In the last decade, researchers have shown that nanobodies might, in a minor historical irony, serve as a possible new treatment for HIV or aid in resisting the flu. The latter finding, combined with the awareness that camels act as reservoirs for diseases such as MERS, helps to explain the strange prominence of the llama in the fight against SARS-CoV-2. Forever ago in November 2018, Melissa Healy reported for the Los Angeles Times that new antibody research might reveal a pathway to the “universal vaccine against influenza” running through llamas. The National Institute of Health’s Anthony Fauci, before his celebrity turn in White House press briefings, “offered a full-throated appreciation for the new study.” Yet that vaccine, like much else promised of llama biocapital, remains somewhere in the future. As a 2018 report in PBS Nova punned, “The trek from llama to lab was long… and the path ahead may be just as woolly.”

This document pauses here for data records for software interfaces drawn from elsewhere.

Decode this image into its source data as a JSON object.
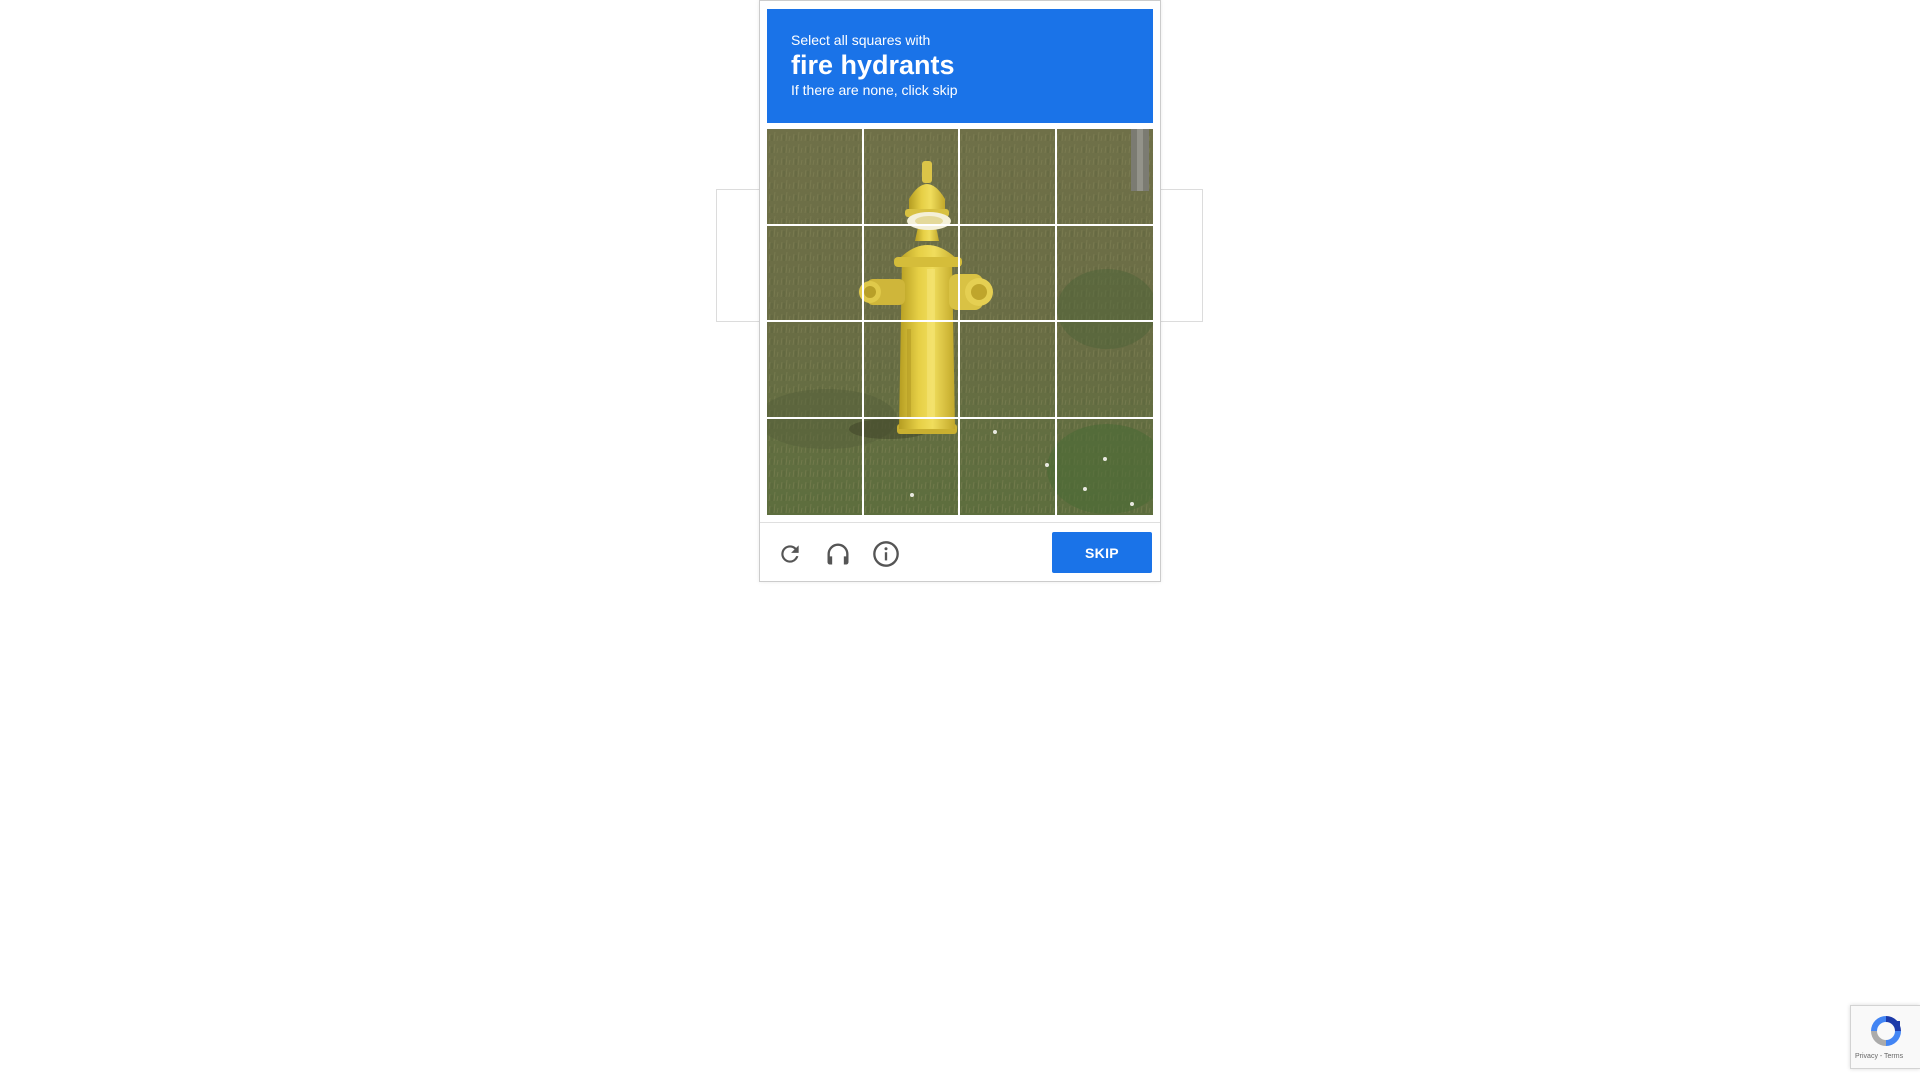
{
  "challenge": {
    "prompt_line1": "Select all squares with",
    "prompt_target": "fire hydrants",
    "prompt_line3": "If there are none, click skip",
    "accent_color": "#1a73e8",
    "grid_size": "4x4",
    "skip_label": "SKIP",
    "controls": [
      {
        "icon": "reload-icon"
      },
      {
        "icon": "headphones-icon"
      },
      {
        "icon": "info-icon"
      }
    ]
  },
  "badge": {
    "links": "Privacy - Terms",
    "icon": "recaptcha-logo-icon"
  }
}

The cycle nevertheless continues: In December 2020, the National Institutes of Health announced promising antibodies against COVID-19, isolated from a llama named “Cormac” — the first tentative but meaningful update on the camelid hopes of early 2020. One month later, a multi-country research collaboration shared word, in Science, of a treatment candidate based on llama nanobodies. ExeVir, a new startup spawned in 2020 out of VIB with plans to use nanobodies against COVID, raised $50 million in Series A funds in March. The company began Phase 1 clinical trials in human patients this August. Yet none of the Pfizer, Moderna, or Johnson and Johnson vaccines were built from the blood of camelids. The brighter future, one in which llama antibodies become the raw material for vaccines and treatments that defeat everything from the common cold to the world’s great pandemics, remains, for the moment, just out of reach. Whether its moment comes soon or after many decades of waiting, the promise and promises of llama biocapital show little sign of diminishing.